92. In this case, I have come to the conclusion that, while damages may not be a perfect remedy for the applicant, the difficulties in assessing the loss to which the applicant may be exposed, in the event that its application is refused, are not so significant as to make it impossible for the court to make a reasonable assessment of any value lost as a consequence of a piecemeal realisation of the assets. On the other hand, the grant of an injunction would, for the reasons outlined in para. 88 above have very serious consequences for the shareholders including those against whom no allegation of wrongdoing is made and would, in substance, reverse a course of conduct which has been endorsed on at least two occasions by a majority of shareholders who have, in voting against the applicant’s resolution 2 at the EGM of DHP, expressly rejected the approach advocated by the applicant on this application. In my view, the imperfect nature of a remedy in damages for the applicant is not sufficient to outweigh the serious consequences for the shareholders and, on that ground alone, I believe that the balance of justice lies against the grant of an injunction. When one adds the lack of urgency shown by the applicant in bringing this application, that reinforces the conclusion that the balance lies firmly against the grant of an injunction. Even if it could be said that the matter is finely balanced (and I do not believe that it is), the court would be entitled in those circumstances, as the judgment of O’Donnell J. in Merck Sharp demonstrates, to have regard to the relative strength of the respective cases made by the parties. For the reasons previously outlined, while I cannot exclude the possibility that the applicant may be able to persuade the court at trial to extend the principles applied in Elgindata and in Macro (Ipswich), it could not be said that this is a strong case. Thus, even if it were less obvious where the balance lies, I am of the view that the court would decline to grant the injunction sought.
93. In the circumstances, it is unnecessary to consider the remaining aspects of the Merck Sharp principles. For all of the reasons outlined above, I have come to the conclusion that the application for an injunction must be refused.

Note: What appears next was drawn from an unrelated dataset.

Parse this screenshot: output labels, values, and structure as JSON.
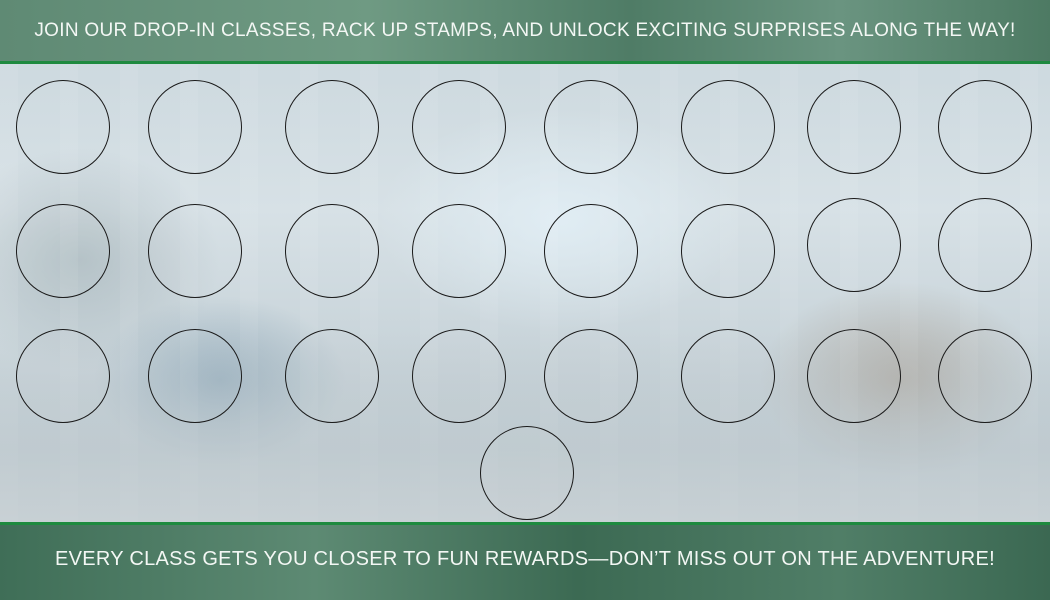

94. I will list the matter for remote mention at 2.00 p.m. on Monday 12 July, 2021 to deal with any consequential orders that may be necessary including any orders in relation to costs.
High Court practice direction HC 101
95. Finally, in accordance with the above practice direction, I will direct all of the parties to this application to file their respective written submissions (subject to any redactions that may be required or permitted under the practice direction) in the Central Office within 28 days from the date of electronic delivery of this judgment.